At 5:00 am, the monks rise from bed, not just to start their day but to embrace a ritual of awakening. The subsequent qigong session from 5:15–5:30 is not just a warm-up; it is a meditative practice that connects the monk with the vital energy flowing through their being. The morning Kung Fu practice from 5:35–6:30 is not a routine set of exercises; it is a ritualistic engagement with the art, an offering of dedication to the physical and spiritual aspects of Shaolin Kung Fu. The morning Buddhist lessons from 6:40–7:40 are not a perfunctory activity; they are a communion with the philosophical underpinnings of the monk’s way of life. The morning meal from 7:45–8:30 is not just sustenance; it is a conscious choice, a nutritional path aligned with the Shaolin philosophy. The subsequent period from 9:00–11:30, dedicated to temple affairs, is not a break from training; it is an extension of the monk’s commitment to the Shaolin way, involving tasks that contribute to the upkeep of the temple, working at farms, chopping wood, and engaging in commercial affairs. Even the seemingly mundane activities become a form of practice. The lunch break from 11:30–12:30 is not just a pause for nourishment; it is a moment for communal bonding, sharing sustenance in the spirit of brotherhood. The subsequent period from 12:40–14:00 is not merely a siesta; it is a moment of repose, allowing the monks to recharge for the afternoon session. The afternoon Kung Fu practice from 14:00–17:00 is not just a continuation of training; it is a deeper exploration of combat skills and martial exercises. The evening Buddhist lessons from 17:10–18:40 are not a mere reflection on philosophy; they are a continuation of the monk’s spiritual journey. The dinner from 18:50–19:30 is not just a meal; it is a conscious act of nourishment, aligning with the principles of Shaolin living. The subsequent period from 21:00–23:00, dedicated to an hour of night Kung Fu practice.




Conclusion:

In concluding this exploration of the essence of Real Shaolin Kung Fu Training, one finds not just a martial art but a way of life that transcends temporal boundaries.

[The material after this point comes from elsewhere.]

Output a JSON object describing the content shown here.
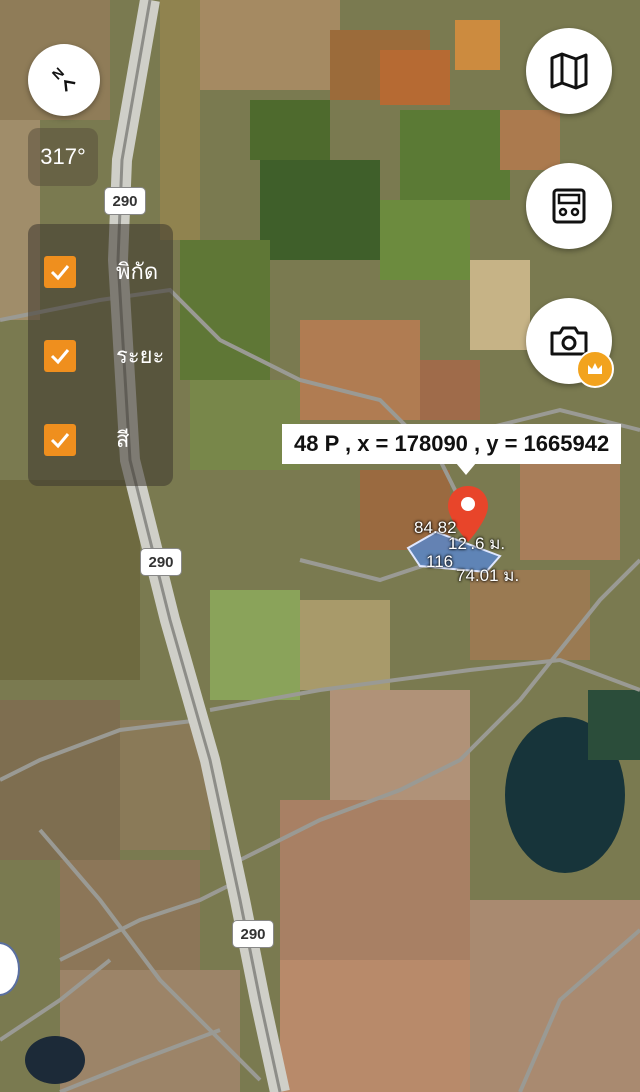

The legacy of Shaolin Kung Fu, rooted in history and philosophy, stands as a testament to the enduring power of disciplined living, spiritual growth, and mastery over the self. As the sun sets on the Shaolin temple, the echoes of centuries past resonate in every strike, every movement, and every breath. Real Shaolin Kung Fu Training is not merely a physical endeavor; it is a timeless journey, weaving together physical prowess, spiritual awakening, and disciplined living—a journey that continues to inspire and guide seekers on the path of holistic development. The essence of Shaolin Kung Fu lives.